## What to do
In your copy, repeat the records exactly and leave out the pictures.

## Input data
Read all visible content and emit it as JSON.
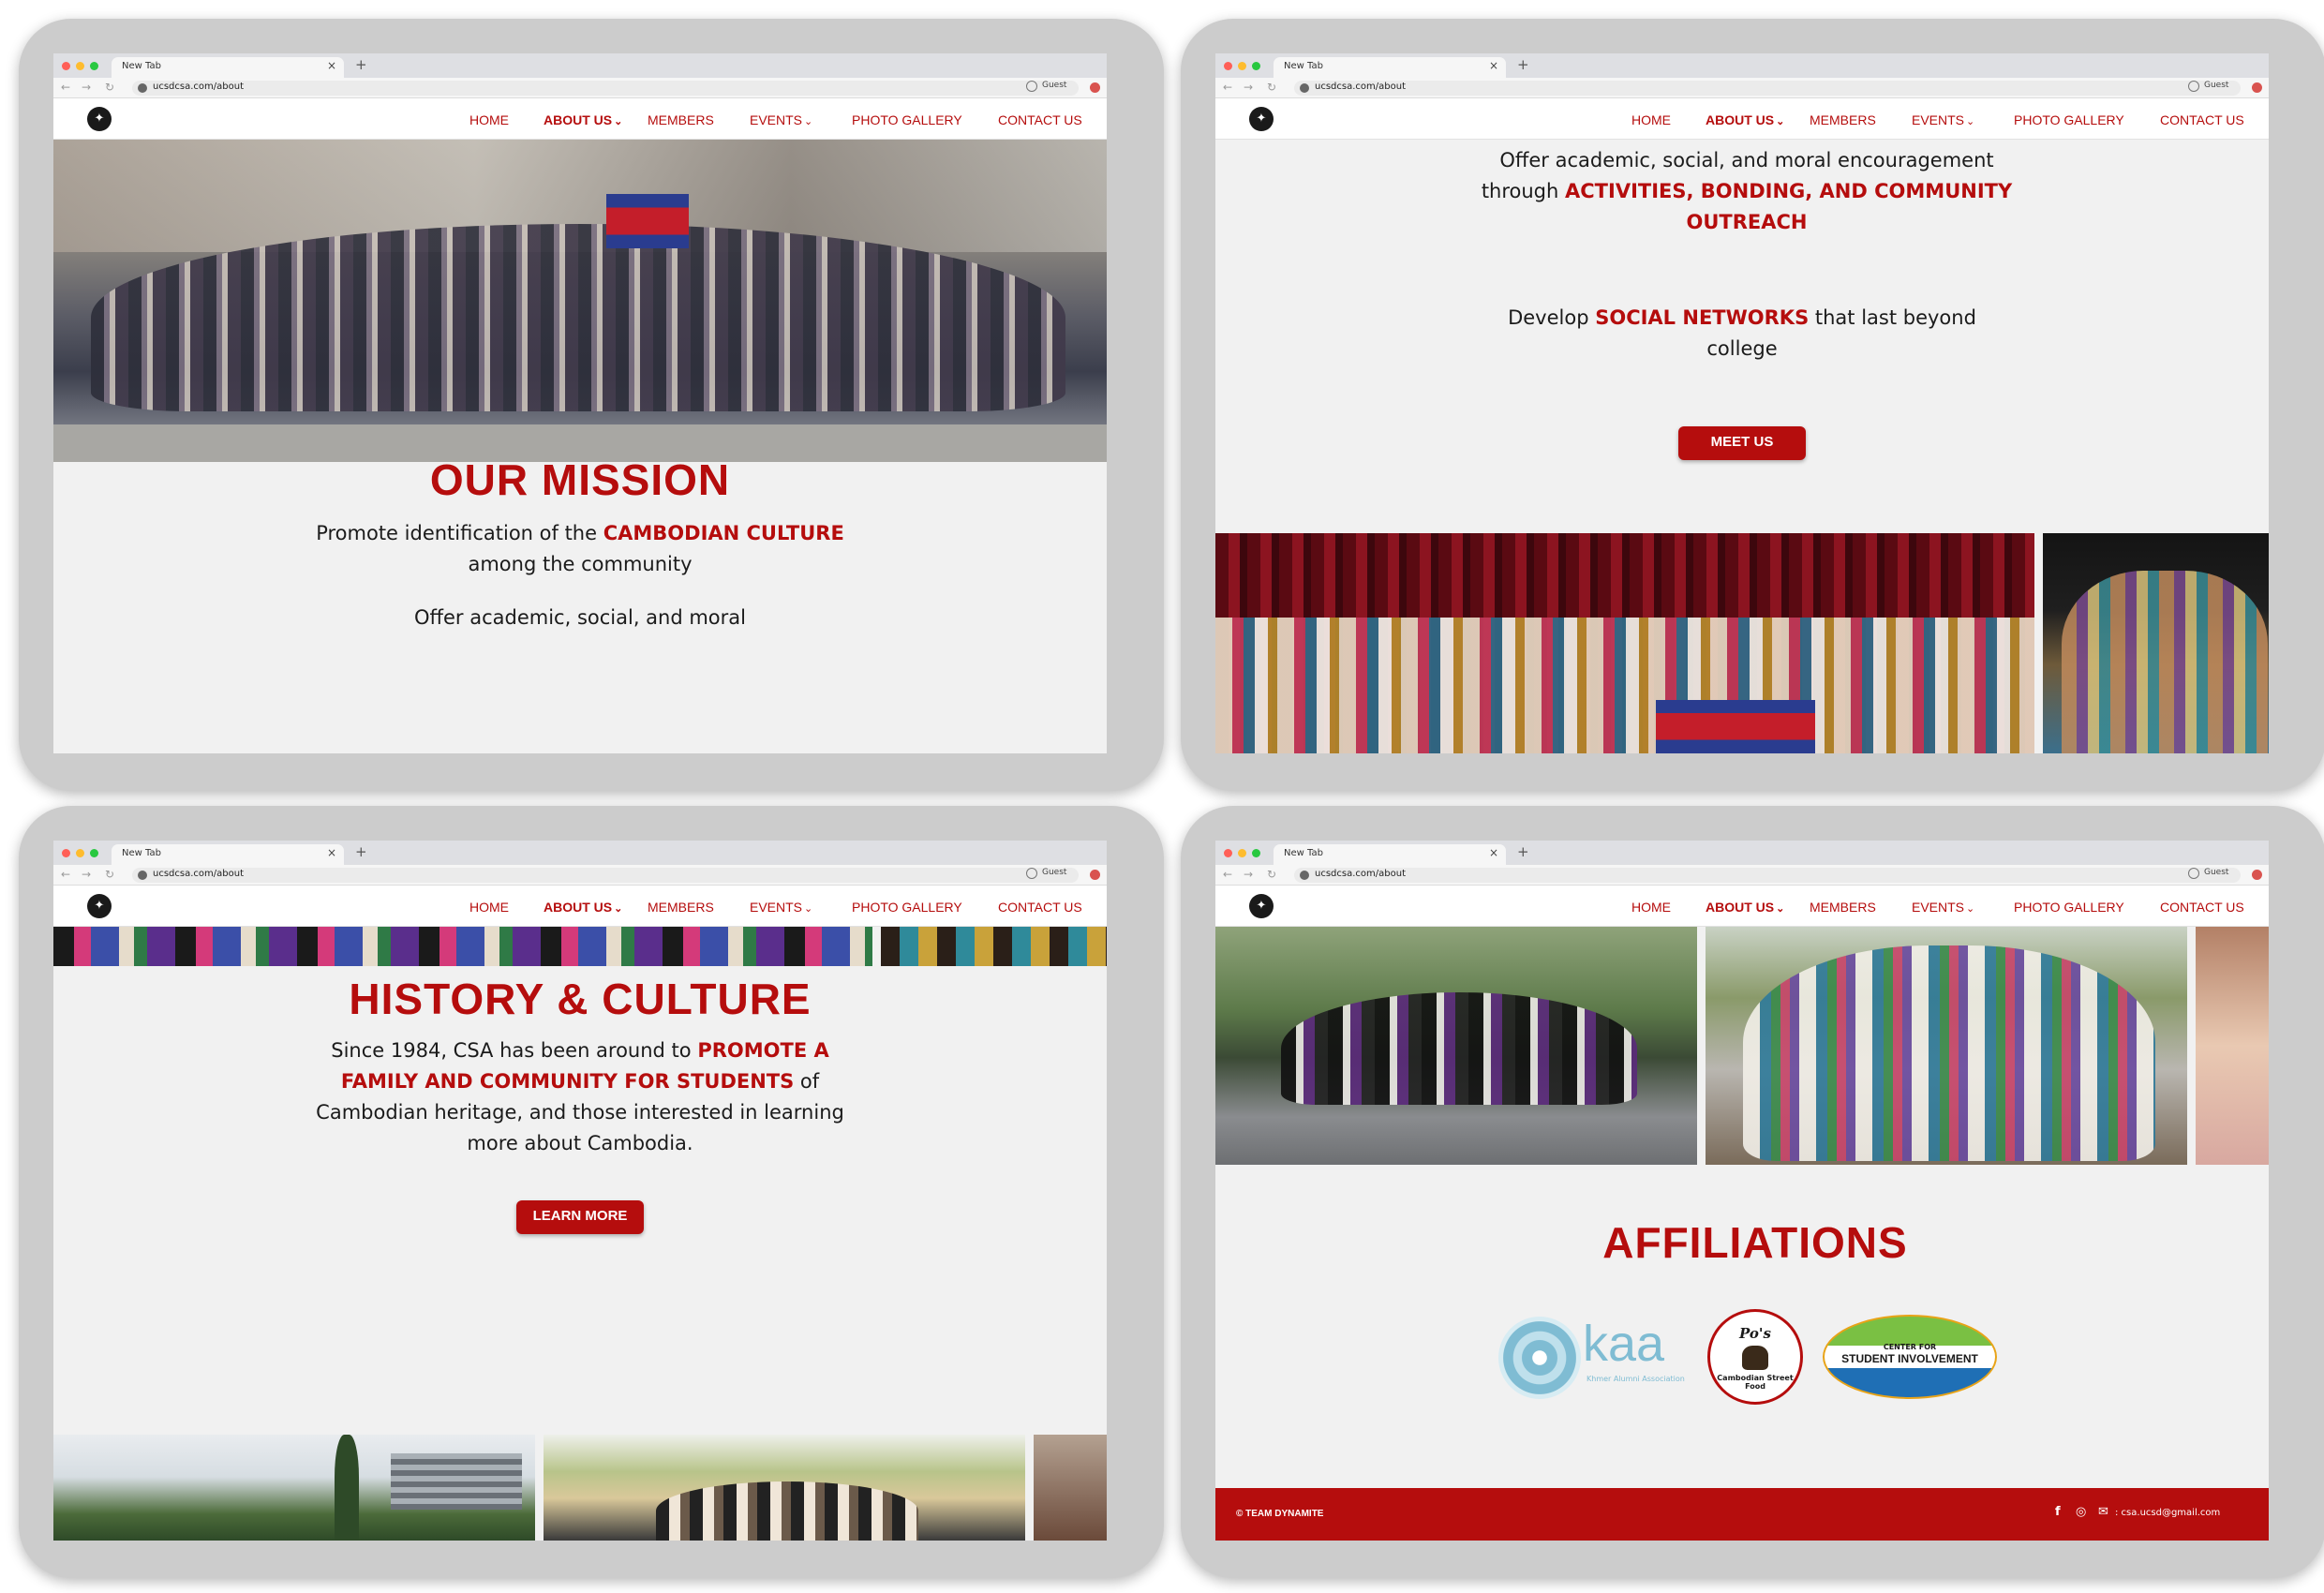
{
  "browser": {
    "tab_title": "New Tab",
    "tab_close": "×",
    "new_tab": "+",
    "url": "ucsdcsa.com/about",
    "profile": "Guest",
    "back": "←",
    "forward": "→",
    "reload": "↻"
  },
  "nav": {
    "logo_glyph": "✦",
    "items": [
      "HOME",
      "ABOUT US",
      "MEMBERS",
      "EVENTS",
      "PHOTO GALLERY",
      "CONTACT US"
    ],
    "chevron": "⌄"
  },
  "mission": {
    "title": "OUR MISSION",
    "p1_a": "Promote identification of the ",
    "p1_red": "CAMBODIAN CULTURE",
    "p1_b": " among the community",
    "p2_peek": "Offer academic, social, and moral",
    "p2_a": "Offer academic, social, and moral encouragement through ",
    "p2_red": "ACTIVITIES,  BONDING, AND COMMUNITY OUTREACH",
    "p3_a": "Develop ",
    "p3_red": "SOCIAL NETWORKS",
    "p3_b": " that last beyond college",
    "button": "MEET US"
  },
  "history": {
    "title": "HISTORY & CULTURE",
    "p_a": "Since 1984, CSA has been around to ",
    "p_red": "PROMOTE A FAMILY AND COMMUNITY FOR STUDENTS",
    "p_b": " of Cambodian heritage, and  those interested in learning more about Cambodia.",
    "button": "LEARN MORE"
  },
  "affiliations": {
    "title": "AFFILIATIONS",
    "kaa_logo": "kaa",
    "kaa_sub": "Khmer Alumni Association",
    "pos_logo": "Po's",
    "pos_sub": "Cambodian Street Food",
    "csi_top": "CENTER FOR",
    "csi_main": "STUDENT INVOLVEMENT"
  },
  "footer": {
    "credit": "© TEAM DYNAMITE",
    "facebook": "f",
    "instagram": "◎",
    "email_icon": "✉",
    "email": ": csa.ucsd@gmail.com"
  },
  "colors": {
    "brand_red": "#b50d0d",
    "page_bg": "#f1f1f1",
    "frame": "#cccccc"
  }
}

## Solution
Read all visible content and emit it as JSON.
{
  "browser": {
    "tab_title": "New Tab",
    "tab_close": "×",
    "new_tab": "+",
    "url": "ucsdcsa.com/about",
    "profile": "Guest",
    "back": "←",
    "forward": "→",
    "reload": "↻"
  },
  "nav": {
    "logo_glyph": "✦",
    "items": [
      "HOME",
      "ABOUT US",
      "MEMBERS",
      "EVENTS",
      "PHOTO GALLERY",
      "CONTACT US"
    ],
    "chevron": "⌄"
  },
  "mission": {
    "title": "OUR MISSION",
    "p1_a": "Promote identification of the ",
    "p1_red": "CAMBODIAN CULTURE",
    "p1_b": " among the community",
    "p2_peek": "Offer academic, social, and moral",
    "p2_a": "Offer academic, social, and moral encouragement through ",
    "p2_red": "ACTIVITIES,  BONDING, AND COMMUNITY OUTREACH",
    "p3_a": "Develop ",
    "p3_red": "SOCIAL NETWORKS",
    "p3_b": " that last beyond college",
    "button": "MEET US"
  },
  "history": {
    "title": "HISTORY & CULTURE",
    "p_a": "Since 1984, CSA has been around to ",
    "p_red": "PROMOTE A FAMILY AND COMMUNITY FOR STUDENTS",
    "p_b": " of Cambodian heritage, and  those interested in learning more about Cambodia.",
    "button": "LEARN MORE"
  },
  "affiliations": {
    "title": "AFFILIATIONS",
    "kaa_logo": "kaa",
    "kaa_sub": "Khmer Alumni Association",
    "pos_logo": "Po's",
    "pos_sub": "Cambodian Street Food",
    "csi_top": "CENTER FOR",
    "csi_main": "STUDENT INVOLVEMENT"
  },
  "footer": {
    "credit": "© TEAM DYNAMITE",
    "facebook": "f",
    "instagram": "◎",
    "email_icon": "✉",
    "email": ": csa.ucsd@gmail.com"
  },
  "colors": {
    "brand_red": "#b50d0d",
    "page_bg": "#f1f1f1",
    "frame": "#cccccc"
  }
}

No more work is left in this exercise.